» THE PROBLEM
What lines in the records below contain the string "username"? Copy every one.

(Beginning of RECORDS FOR PROCESSING)

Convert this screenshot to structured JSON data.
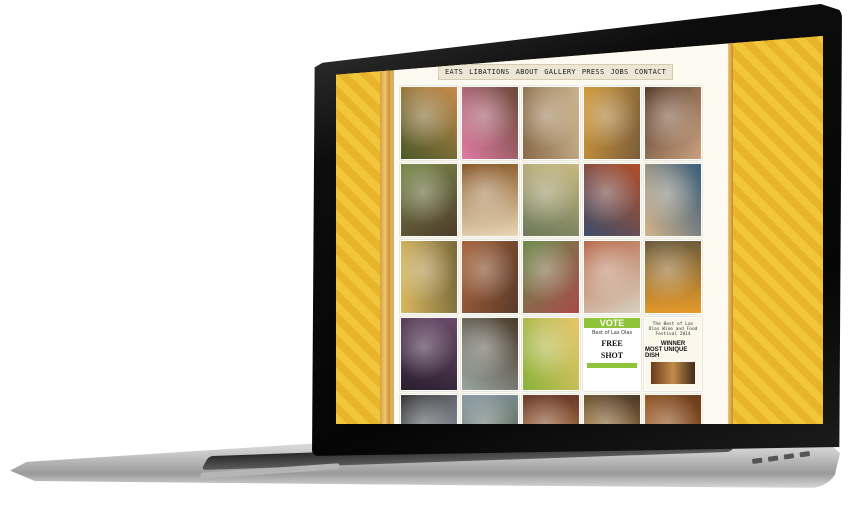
{
  "nav": {
    "items": [
      "EATS",
      "LIBATIONS",
      "ABOUT",
      "GALLERY",
      "PRESS",
      "JOBS",
      "CONTACT"
    ]
  },
  "gallery": {
    "tiles": [
      {
        "kind": "photo",
        "colors": [
          "#4b5a2a",
          "#c58a4a"
        ]
      },
      {
        "kind": "photo",
        "colors": [
          "#e07aa3",
          "#6b4a3a"
        ]
      },
      {
        "kind": "photo",
        "colors": [
          "#8a6a48",
          "#c9b38d"
        ]
      },
      {
        "kind": "photo",
        "colors": [
          "#d19a3a",
          "#7a5d3a"
        ]
      },
      {
        "kind": "photo",
        "colors": [
          "#5a3b2b",
          "#c9a380"
        ]
      },
      {
        "kind": "photo",
        "colors": [
          "#7a8a4a",
          "#4e3b2a"
        ]
      },
      {
        "kind": "photo",
        "colors": [
          "#8a5a2a",
          "#e7d6b6"
        ]
      },
      {
        "kind": "photo",
        "colors": [
          "#c9b880",
          "#6d7a5a"
        ]
      },
      {
        "kind": "photo",
        "colors": [
          "#b24e2a",
          "#3e4d6a"
        ]
      },
      {
        "kind": "photo",
        "colors": [
          "#3a5e7a",
          "#d3b48a"
        ]
      },
      {
        "kind": "photo",
        "colors": [
          "#7a6a3a",
          "#d9b860"
        ]
      },
      {
        "kind": "photo",
        "colors": [
          "#5a3a2a",
          "#a8643a"
        ]
      },
      {
        "kind": "photo",
        "colors": [
          "#a84a4a",
          "#6a8a4a"
        ]
      },
      {
        "kind": "photo",
        "colors": [
          "#d9d0c0",
          "#b86a4a"
        ]
      },
      {
        "kind": "photo",
        "colors": [
          "#e69a2a",
          "#6a5a3a"
        ]
      },
      {
        "kind": "photo",
        "colors": [
          "#2a1e2e",
          "#6a4a6a"
        ]
      },
      {
        "kind": "photo",
        "colors": [
          "#9aa5a0",
          "#4a3a2a"
        ]
      },
      {
        "kind": "photo",
        "colors": [
          "#8ab23a",
          "#e8c66a"
        ]
      },
      {
        "kind": "vote"
      },
      {
        "kind": "fest"
      },
      {
        "kind": "photo",
        "colors": [
          "#3a3a3a",
          "#9aa0b0"
        ]
      },
      {
        "kind": "photo",
        "colors": [
          "#8a9aa5",
          "#4a5a3a"
        ]
      },
      {
        "kind": "photo",
        "colors": [
          "#6a3a2a",
          "#c98a4a"
        ]
      },
      {
        "kind": "photo",
        "colors": [
          "#4a3a2a",
          "#d8a050"
        ]
      },
      {
        "kind": "photo",
        "colors": [
          "#6a3a1a",
          "#c07a3a"
        ]
      }
    ]
  },
  "vote_tile": {
    "title": "VOTE",
    "subtitle": "Best of Las Olas",
    "line1": "FREE",
    "line2": "SHOT"
  },
  "fest_tile": {
    "caption": "The Best of Las Olas Wine and Food Festival 2014",
    "winner": "WINNER",
    "award": "MOST UNIQUE DISH"
  }
}
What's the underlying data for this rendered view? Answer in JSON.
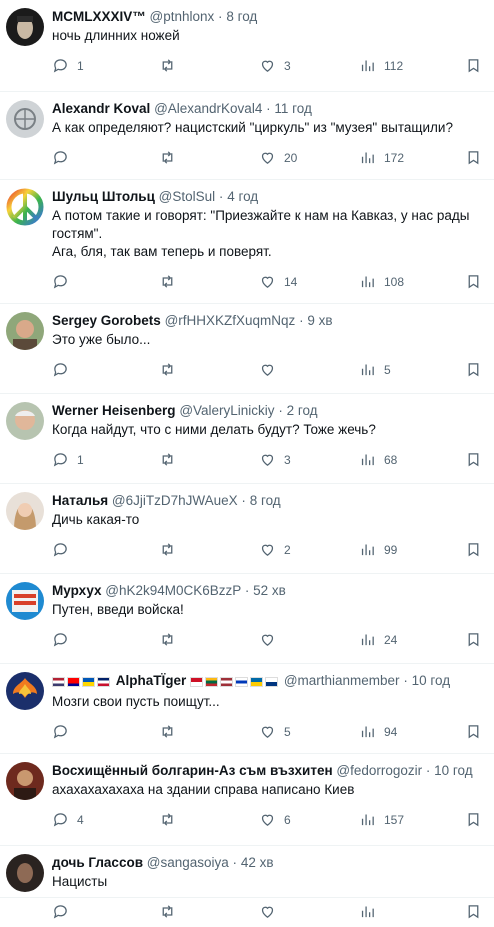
{
  "tweets": [
    {
      "name": "MCMLXXXIV™",
      "handle": "@ptnhlonx",
      "time": "8 год",
      "lines": [
        "ночь длинних ножей"
      ],
      "replies": "1",
      "retweets": "",
      "likes": "3",
      "views": "112",
      "avatar": "dark",
      "height": 92
    },
    {
      "name": "Alexandr Koval",
      "handle": "@AlexandrKoval4",
      "time": "11 год",
      "lines": [
        "А как определяют? нацистский \"циркуль\" из \"музея\" вытащили?"
      ],
      "replies": "",
      "retweets": "",
      "likes": "20",
      "views": "172",
      "avatar": "grey",
      "height": 88
    },
    {
      "name": "Шульц Штольц",
      "handle": "@StolSul",
      "time": "4 год",
      "lines": [
        "А потом такие и говорят: \"Приезжайте к нам на Кавказ, у нас рады",
        "гостям\".",
        "Ага, бля, так вам теперь и поверят."
      ],
      "replies": "",
      "retweets": "",
      "likes": "14",
      "views": "108",
      "avatar": "peace",
      "height": 124
    },
    {
      "name": "Sergey Gorobets",
      "handle": "@rfHHXKZfXuqmNqz",
      "time": "9 хв",
      "lines": [
        "Это уже было..."
      ],
      "replies": "",
      "retweets": "",
      "likes": "",
      "views": "5",
      "avatar": "face1",
      "height": 90
    },
    {
      "name": "Werner Heisenberg",
      "handle": "@ValeryLinickiy",
      "time": "2 год",
      "lines": [
        "Когда найдут, что с ними делать будут? Тоже жечь?"
      ],
      "replies": "1",
      "retweets": "",
      "likes": "3",
      "views": "68",
      "avatar": "face2",
      "height": 90
    },
    {
      "name": "Наталья",
      "handle": "@6JjiTzD7hJWAueX",
      "time": "8 год",
      "lines": [
        "Дичь какая-то"
      ],
      "replies": "",
      "retweets": "",
      "likes": "2",
      "views": "99",
      "avatar": "woman",
      "height": 90
    },
    {
      "name": "Мурхух",
      "handle": "@hK2k94M0CK6BzzP",
      "time": "52 хв",
      "lines": [
        "Путен, введи войска!"
      ],
      "replies": "",
      "retweets": "",
      "likes": "",
      "views": "24",
      "avatar": "poster",
      "height": 90
    },
    {
      "name": "AlphaTÏger",
      "handle": "@marthianmember",
      "time": "10 год",
      "lines": [
        "Мозги свои пусть поищут..."
      ],
      "replies": "",
      "retweets": "",
      "likes": "5",
      "views": "94",
      "avatar": "phoenix",
      "height": 90,
      "flagged": true
    },
    {
      "name": "Восхищённый болгарин-Аз съм възхитен",
      "handle": "@fedorrogozir",
      "time": "10 год",
      "lines": [
        "ахахахахахаха на здании справа написано Киев"
      ],
      "replies": "4",
      "retweets": "",
      "likes": "6",
      "views": "157",
      "avatar": "man",
      "height": 92
    },
    {
      "name": "дочь Глассов",
      "handle": "@sangasoiya",
      "time": "42 хв",
      "lines": [
        "Нацисты"
      ],
      "replies": "",
      "retweets": "",
      "likes": "",
      "views": "",
      "avatar": "darkface",
      "height": 52
    }
  ],
  "separator": "·",
  "flags_before": [
    "us",
    "tw",
    "ua",
    "gb"
  ],
  "flags_after": [
    "id",
    "lt",
    "lv",
    "il",
    "se",
    "fi"
  ],
  "colors": {
    "text": "#0f1419",
    "muted": "#536471",
    "divider": "#eff3f4"
  }
}
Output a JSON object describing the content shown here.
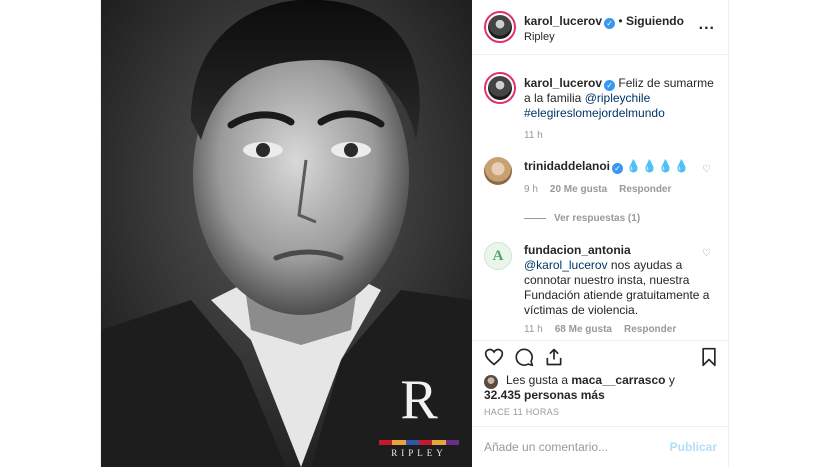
{
  "header": {
    "username": "karol_lucerov",
    "separator": "•",
    "follow_status": "Siguiendo",
    "location": "Ripley",
    "more_label": "..."
  },
  "caption": {
    "username": "karol_lucerov",
    "text_1": "Feliz de sumarme a la familia",
    "mention": "@ripleychile",
    "hashtag": "#elegireslomejordelmundo",
    "time": "11 h"
  },
  "comments": [
    {
      "username": "trinidaddelanoi",
      "text": "💧💧💧💧",
      "time": "9 h",
      "likes": "20 Me gusta",
      "reply": "Responder"
    },
    {
      "username": "fundacion_antonia",
      "mention": "@karol_lucerov",
      "text": "nos ayudas a connotar nuestro insta, nuestra Fundación atiende gratuitamente a víctimas de violencia.",
      "time": "11 h",
      "likes": "68 Me gusta",
      "reply": "Responder"
    }
  ],
  "view_replies": "Ver respuestas (1)",
  "likes": {
    "prefix": "Les gusta a",
    "user": "maca__carrasco",
    "mid": "y",
    "count": "32.435 personas más"
  },
  "time_ago": "HACE 11 HORAS",
  "add_comment": {
    "placeholder": "Añade un comentario...",
    "post_label": "Publicar"
  },
  "brand": {
    "letter": "R",
    "name": "RIPLEY",
    "bar_colors": [
      "#c4182d",
      "#e8a33d",
      "#2d5aa8",
      "#c4182d",
      "#e8a33d",
      "#6b2d8a"
    ]
  },
  "colors": {
    "verified": "#3897f0",
    "link": "#003569",
    "muted": "#999999",
    "post_disabled": "#b2dffc"
  }
}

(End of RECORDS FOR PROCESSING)

» WRITTEN RESPONSE
    "username": "karol_lucerov",
    "username": "karol_lucerov",
      "username": "trinidaddelanoi",
      "username": "fundacion_antonia",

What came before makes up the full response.